## TASK STATEMENT
Omit every picture, then return the listing verbatim.

## THE INPUT
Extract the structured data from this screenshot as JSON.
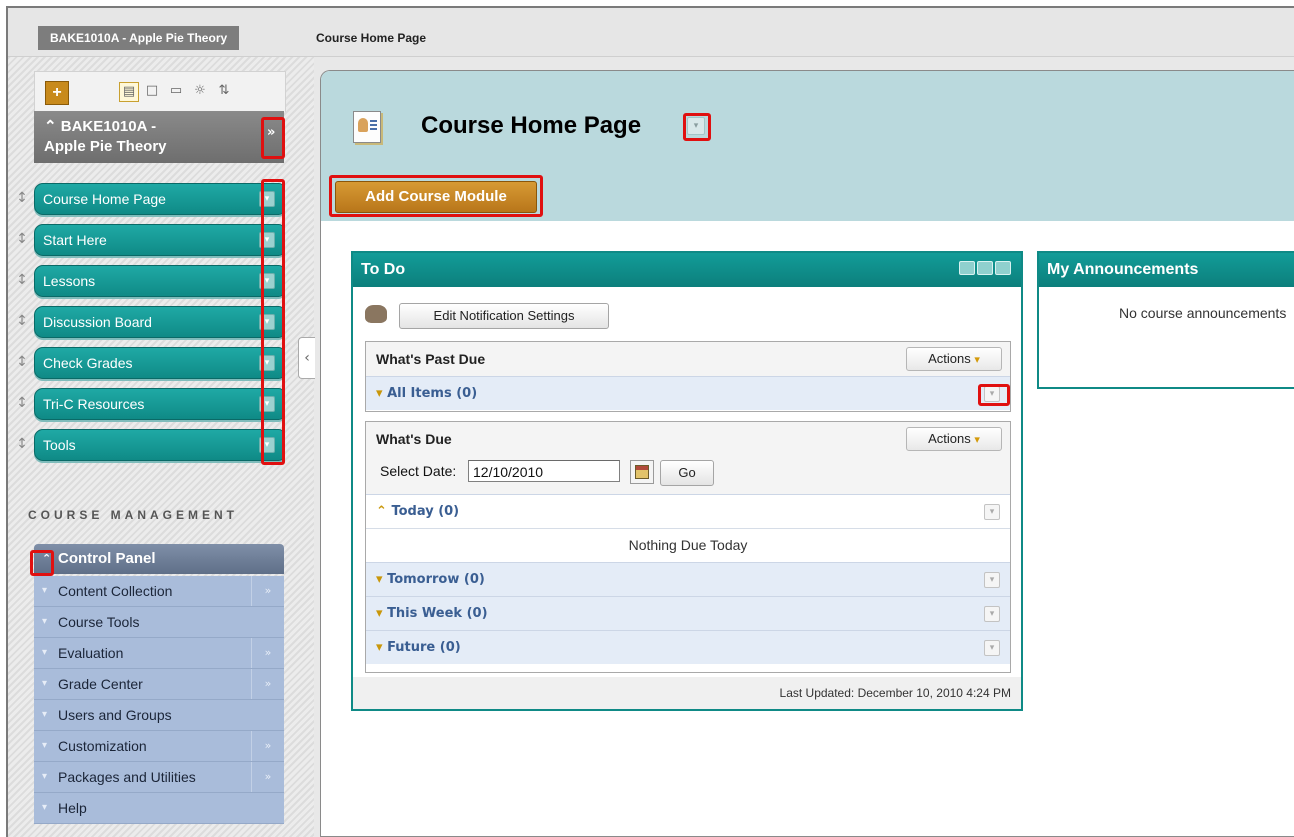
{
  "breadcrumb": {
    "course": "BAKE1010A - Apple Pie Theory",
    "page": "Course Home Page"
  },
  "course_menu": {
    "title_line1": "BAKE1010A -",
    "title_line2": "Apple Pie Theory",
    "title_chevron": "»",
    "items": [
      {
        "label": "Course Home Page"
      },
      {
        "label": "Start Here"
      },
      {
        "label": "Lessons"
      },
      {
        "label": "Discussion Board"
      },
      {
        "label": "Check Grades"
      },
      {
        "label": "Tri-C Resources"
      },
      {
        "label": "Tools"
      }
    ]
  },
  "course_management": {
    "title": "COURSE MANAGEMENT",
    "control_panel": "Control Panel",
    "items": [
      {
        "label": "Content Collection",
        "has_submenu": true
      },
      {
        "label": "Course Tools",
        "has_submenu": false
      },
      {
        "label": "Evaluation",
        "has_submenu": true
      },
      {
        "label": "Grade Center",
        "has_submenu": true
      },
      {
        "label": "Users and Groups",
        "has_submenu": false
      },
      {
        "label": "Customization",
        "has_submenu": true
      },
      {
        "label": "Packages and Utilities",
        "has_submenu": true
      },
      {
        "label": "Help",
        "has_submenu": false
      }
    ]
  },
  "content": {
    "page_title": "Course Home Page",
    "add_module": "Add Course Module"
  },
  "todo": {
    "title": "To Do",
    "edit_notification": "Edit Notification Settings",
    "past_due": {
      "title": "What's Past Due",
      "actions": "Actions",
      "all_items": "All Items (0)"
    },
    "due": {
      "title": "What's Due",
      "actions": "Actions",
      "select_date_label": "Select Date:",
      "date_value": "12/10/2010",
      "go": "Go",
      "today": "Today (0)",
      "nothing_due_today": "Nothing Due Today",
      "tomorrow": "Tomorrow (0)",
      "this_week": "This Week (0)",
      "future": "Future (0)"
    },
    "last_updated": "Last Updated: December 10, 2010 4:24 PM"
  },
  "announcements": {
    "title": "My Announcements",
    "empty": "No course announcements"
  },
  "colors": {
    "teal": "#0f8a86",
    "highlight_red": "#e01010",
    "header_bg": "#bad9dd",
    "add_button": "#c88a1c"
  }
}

## WORKED SOLUTION
Extract the structured data from this screenshot as JSON.
{
  "breadcrumb": {
    "course": "BAKE1010A - Apple Pie Theory",
    "page": "Course Home Page"
  },
  "course_menu": {
    "title_line1": "BAKE1010A -",
    "title_line2": "Apple Pie Theory",
    "title_chevron": "»",
    "items": [
      {
        "label": "Course Home Page"
      },
      {
        "label": "Start Here"
      },
      {
        "label": "Lessons"
      },
      {
        "label": "Discussion Board"
      },
      {
        "label": "Check Grades"
      },
      {
        "label": "Tri-C Resources"
      },
      {
        "label": "Tools"
      }
    ]
  },
  "course_management": {
    "title": "COURSE MANAGEMENT",
    "control_panel": "Control Panel",
    "items": [
      {
        "label": "Content Collection",
        "has_submenu": true
      },
      {
        "label": "Course Tools",
        "has_submenu": false
      },
      {
        "label": "Evaluation",
        "has_submenu": true
      },
      {
        "label": "Grade Center",
        "has_submenu": true
      },
      {
        "label": "Users and Groups",
        "has_submenu": false
      },
      {
        "label": "Customization",
        "has_submenu": true
      },
      {
        "label": "Packages and Utilities",
        "has_submenu": true
      },
      {
        "label": "Help",
        "has_submenu": false
      }
    ]
  },
  "content": {
    "page_title": "Course Home Page",
    "add_module": "Add Course Module"
  },
  "todo": {
    "title": "To Do",
    "edit_notification": "Edit Notification Settings",
    "past_due": {
      "title": "What's Past Due",
      "actions": "Actions",
      "all_items": "All Items (0)"
    },
    "due": {
      "title": "What's Due",
      "actions": "Actions",
      "select_date_label": "Select Date:",
      "date_value": "12/10/2010",
      "go": "Go",
      "today": "Today (0)",
      "nothing_due_today": "Nothing Due Today",
      "tomorrow": "Tomorrow (0)",
      "this_week": "This Week (0)",
      "future": "Future (0)"
    },
    "last_updated": "Last Updated: December 10, 2010 4:24 PM"
  },
  "announcements": {
    "title": "My Announcements",
    "empty": "No course announcements"
  },
  "colors": {
    "teal": "#0f8a86",
    "highlight_red": "#e01010",
    "header_bg": "#bad9dd",
    "add_button": "#c88a1c"
  }
}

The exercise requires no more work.